Evidence collected by researchers at the University of Cape Town over a 23-year period show that animals’ body sizes are shrinking in response to climate change.
The study, led by Associate Professor Res Altwegg, evaluated the relationship between the body mass of mountain wagtails, a bird native to South Africa, and temperature between 1976 and 1999.
The researchers found that as temperatures rise, the wagtails’ average body mass decreased to improve their survivability. They concluded that this is one of the first demonstrations of the selective forces that underlie trends like decreasing body mass.
The findings are becoming increasingly relevant as global temperatures are rising faster than ever before, with a global increase of 1 degree Celsius in the past 100 years.

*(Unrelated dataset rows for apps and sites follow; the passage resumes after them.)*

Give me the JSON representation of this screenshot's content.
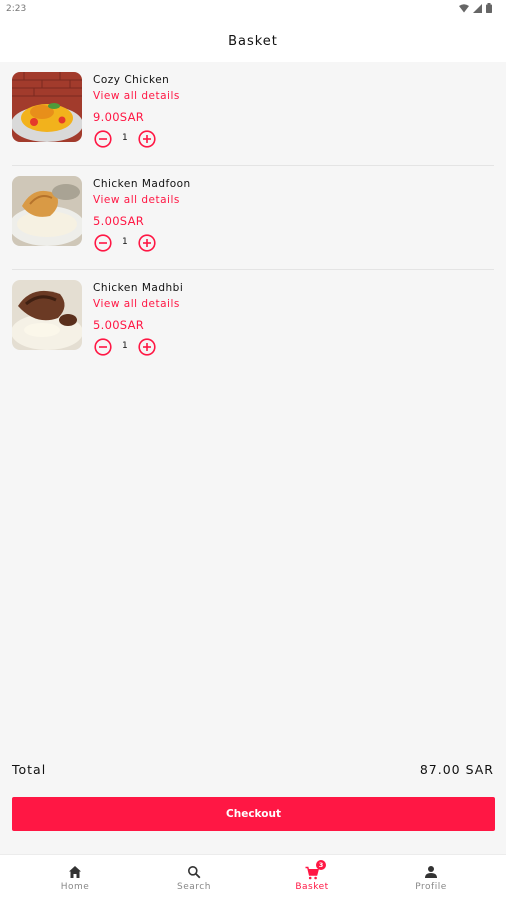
{
  "status_bar": {
    "time": "2:23"
  },
  "header": {
    "title": "Basket"
  },
  "items": [
    {
      "name": "Cozy Chicken",
      "details_label": "View all details",
      "price": "9.00SAR",
      "quantity": "1"
    },
    {
      "name": "Chicken Madfoon",
      "details_label": "View all details",
      "price": "5.00SAR",
      "quantity": "1"
    },
    {
      "name": "Chicken Madhbi",
      "details_label": "View all details",
      "price": "5.00SAR",
      "quantity": "1"
    }
  ],
  "summary": {
    "total_label": "Total",
    "total_value": "87.00 SAR"
  },
  "checkout": {
    "label": "Checkout"
  },
  "bottom_nav": {
    "items": [
      {
        "label": "Home",
        "icon": "home-icon"
      },
      {
        "label": "Search",
        "icon": "search-icon"
      },
      {
        "label": "Basket",
        "icon": "cart-icon",
        "badge": "3",
        "active": true
      },
      {
        "label": "Profile",
        "icon": "profile-icon"
      }
    ]
  },
  "colors": {
    "accent": "#ff1744",
    "background": "#f6f6f6"
  }
}
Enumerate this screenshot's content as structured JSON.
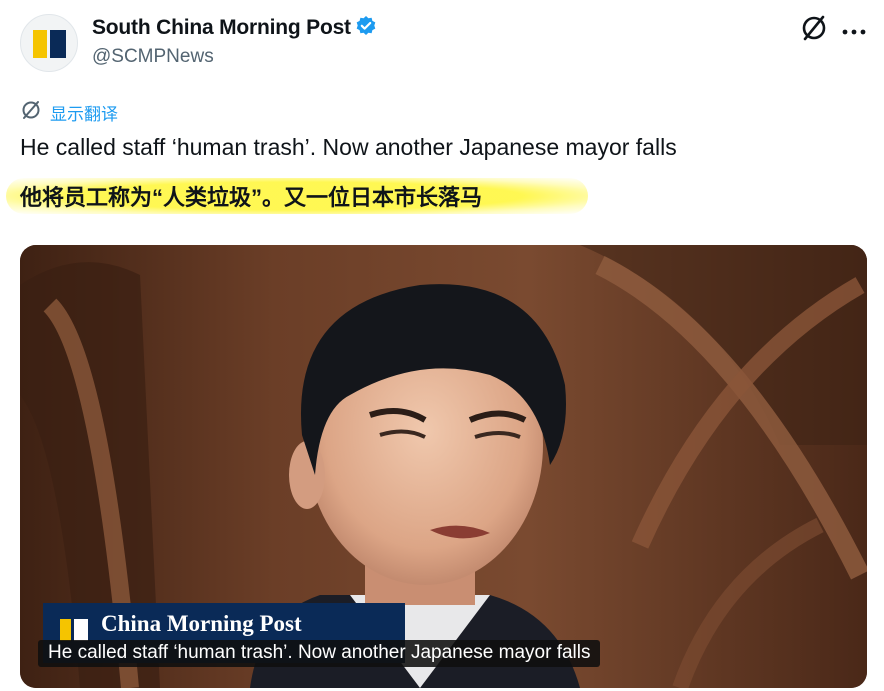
{
  "author": {
    "name": "South China Morning Post",
    "handle": "@SCMPNews",
    "verified": true
  },
  "translate": {
    "label": "显示翻译"
  },
  "tweet": {
    "text": "He called staff ‘human trash’. Now another Japanese mayor falls",
    "chinese_text": "他将员工称为“人类垃圾”。又一位日本市长落马"
  },
  "media": {
    "watermark": "China Morning Post",
    "caption": "He called staff ‘human trash’. Now another Japanese mayor falls"
  },
  "colors": {
    "accent": "#1d9bf0",
    "brand_yellow": "#f5c400",
    "brand_navy": "#0a2a57",
    "highlight": "#fff74a"
  },
  "icons": {
    "top_right": [
      "grok-icon",
      "more-icon"
    ],
    "translate": "translate-icon"
  }
}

This study adds to research which has shown that animals are moving to new environments to avoid climate change. Adding to the knowledge of how climate change is affecting animals, scientists may be able to understand the effects on whole ecosystems and how these changes will affect humans.